Racing UCB and Roivant, Argenx clears phase 2 in primary immune thrombocytopenia

A phase 3 trial, plus a phase 2 assessment of a subcutaneous formulation, are now in the works. (CC0 Public Domain)

Argenx has posted phase 2 data on efgartigimod in primary immune thrombocytopenia (ITP). The results hint at the efficacy of the antibody Fc fragment in patients with the autoimmune bleeding disorder, leading Argenx to commit to running a phase 3 in the indication.

Patients with ITP suffer from low platelet counts. In mild cases, the condition manifests in spontaneous bruising. If platelet levels fall particularly low, bleeding inside the brain or skull can cause serious, potentially fatal, complications. Physicians have a number of ways of managing the disease, from widely used corticosteroids to Rigel Pharmaceuticals’ recently approved SYK inhibitor Tavalisse. But Argenx thinks there is a need for a safer, more broadly effective therapy.

“Efgartigimod has the potential to address ITP in a novel way across patient types, targeting disease at the source by eliminating IgGs and restoring platelet numbers,” Argenx Chief Medical Officer Nicolas Leupin said in a statement.

To assess whether efgartigimod can deliver such outcomes by binding to FcRn, blocking antibody recycling, Argenx tested the drug in a 38-patient clinical trial. All the subjects had low platelet counts despite receiving standard of care. Participants received four weekly administrations of the drug, at one of two doses, or placebo, after which their platelet levels were tested weekly for 21 weeks. 

Argenx designed the trial to assess the safety and tolerability of efgartigimod. In keeping with trials of efgartigimod in other indications, the phase 2 suggested the antibody Fc fragment has a clean safety profile. One patient in the trial suffered a serious adverse event, but it was deemed to be unrelated to the experimental therapy. Most adverse events were mild and considered unrelated to efgartigimod.

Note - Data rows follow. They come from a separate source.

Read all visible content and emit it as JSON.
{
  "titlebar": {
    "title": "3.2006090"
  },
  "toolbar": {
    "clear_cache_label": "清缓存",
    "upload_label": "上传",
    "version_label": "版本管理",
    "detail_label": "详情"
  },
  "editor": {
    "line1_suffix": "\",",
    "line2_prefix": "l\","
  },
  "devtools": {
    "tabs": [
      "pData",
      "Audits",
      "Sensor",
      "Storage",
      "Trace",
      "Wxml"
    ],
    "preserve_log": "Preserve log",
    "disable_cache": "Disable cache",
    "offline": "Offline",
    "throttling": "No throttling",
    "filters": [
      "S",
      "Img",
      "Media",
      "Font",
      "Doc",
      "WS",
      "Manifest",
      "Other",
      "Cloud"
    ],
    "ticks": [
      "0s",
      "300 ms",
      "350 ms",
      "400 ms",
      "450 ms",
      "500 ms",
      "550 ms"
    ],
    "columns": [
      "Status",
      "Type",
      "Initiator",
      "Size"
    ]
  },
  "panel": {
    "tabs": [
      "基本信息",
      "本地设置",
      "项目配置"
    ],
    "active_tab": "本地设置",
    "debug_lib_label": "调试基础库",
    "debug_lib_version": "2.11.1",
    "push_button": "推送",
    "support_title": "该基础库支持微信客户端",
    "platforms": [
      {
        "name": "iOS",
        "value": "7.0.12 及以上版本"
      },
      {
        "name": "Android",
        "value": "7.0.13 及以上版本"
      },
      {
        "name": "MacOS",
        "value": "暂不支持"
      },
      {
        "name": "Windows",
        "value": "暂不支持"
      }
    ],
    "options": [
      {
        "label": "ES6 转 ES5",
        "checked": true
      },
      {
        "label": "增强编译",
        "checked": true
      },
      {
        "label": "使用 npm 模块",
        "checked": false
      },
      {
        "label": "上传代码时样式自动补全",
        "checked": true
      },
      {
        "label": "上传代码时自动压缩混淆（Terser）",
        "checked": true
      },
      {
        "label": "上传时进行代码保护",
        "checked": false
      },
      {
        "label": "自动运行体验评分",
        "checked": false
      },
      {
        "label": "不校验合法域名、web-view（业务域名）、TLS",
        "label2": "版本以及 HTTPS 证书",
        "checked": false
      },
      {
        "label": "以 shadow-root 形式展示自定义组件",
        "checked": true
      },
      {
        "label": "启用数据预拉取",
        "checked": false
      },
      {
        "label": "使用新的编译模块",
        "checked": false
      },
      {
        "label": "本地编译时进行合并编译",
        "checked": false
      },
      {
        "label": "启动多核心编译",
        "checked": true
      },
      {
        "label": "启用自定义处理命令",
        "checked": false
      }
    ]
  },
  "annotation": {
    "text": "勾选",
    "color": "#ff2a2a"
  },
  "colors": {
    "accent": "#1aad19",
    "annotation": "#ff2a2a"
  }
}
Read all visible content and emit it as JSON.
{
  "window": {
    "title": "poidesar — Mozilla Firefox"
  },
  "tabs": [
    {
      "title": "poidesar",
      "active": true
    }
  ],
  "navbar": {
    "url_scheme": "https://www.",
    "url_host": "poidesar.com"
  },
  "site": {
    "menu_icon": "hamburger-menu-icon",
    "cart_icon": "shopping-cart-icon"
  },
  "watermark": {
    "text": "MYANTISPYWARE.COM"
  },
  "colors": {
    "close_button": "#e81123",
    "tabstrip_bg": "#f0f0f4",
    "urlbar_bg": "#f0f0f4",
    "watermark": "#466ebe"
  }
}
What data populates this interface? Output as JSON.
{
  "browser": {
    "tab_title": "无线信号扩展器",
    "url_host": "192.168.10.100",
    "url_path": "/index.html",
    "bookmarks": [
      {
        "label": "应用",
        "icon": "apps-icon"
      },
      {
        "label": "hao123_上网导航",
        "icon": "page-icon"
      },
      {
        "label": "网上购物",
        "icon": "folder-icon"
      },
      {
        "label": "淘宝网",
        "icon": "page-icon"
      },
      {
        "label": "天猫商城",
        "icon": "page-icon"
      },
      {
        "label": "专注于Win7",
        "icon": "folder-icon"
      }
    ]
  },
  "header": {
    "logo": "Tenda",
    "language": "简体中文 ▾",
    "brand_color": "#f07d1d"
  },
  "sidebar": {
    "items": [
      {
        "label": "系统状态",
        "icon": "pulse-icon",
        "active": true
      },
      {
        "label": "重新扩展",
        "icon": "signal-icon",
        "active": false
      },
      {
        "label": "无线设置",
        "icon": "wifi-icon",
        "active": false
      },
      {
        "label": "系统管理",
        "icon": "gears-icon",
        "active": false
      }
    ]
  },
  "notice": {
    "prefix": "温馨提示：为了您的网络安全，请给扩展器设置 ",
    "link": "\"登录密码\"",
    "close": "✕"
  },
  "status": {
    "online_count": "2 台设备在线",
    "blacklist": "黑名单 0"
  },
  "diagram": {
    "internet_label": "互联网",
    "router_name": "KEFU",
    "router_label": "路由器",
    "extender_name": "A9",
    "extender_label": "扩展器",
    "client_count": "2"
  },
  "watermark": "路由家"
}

The bigger, still largely unresolved question is whether efgartigimod is efficacious. Argenx performed post-hoc analyses of secondary endpoint measures to assess the magnitude of effect. The analyses found 46% of patients in the two treatment arms had significantly improved platelet counts at two or more assessments. One-quarter of patients in the placebo arm achieved such an improvement. 

Argenx also reported improved platelet counts in patients who joined an open-label extension trial that assessed the higher of the two efgartigimod doses, and posted data suggesting the responses triggered by efgartigimod are durable.

The Belgian biotech thinks the analyses support further development of efgartigimod in ITP. A phase 3 trial in the indication, plus a phase 2 assessment of a subcutaneous formulation, are now in the works. Argenx needs the data to be compelling enough to differentiate efgartigimod from existing treatments and other experimental assets, including rozanolixizumab and RVT-1401, rival FcRn drugs in development at UCB and Roivant, respectively.

Efgartigimod is already in phase 3 in patients with generalized myasthenia gravis—another disease targeted by rozanolixizumab—and a phase 2 trial in pemphigus vulgaris. Argenx just revealed it is adding chronic inflammatory demyelinating polyneuropathy to its list of target indications. A phase 2 trial in the new indication is due to start in the first half of next year.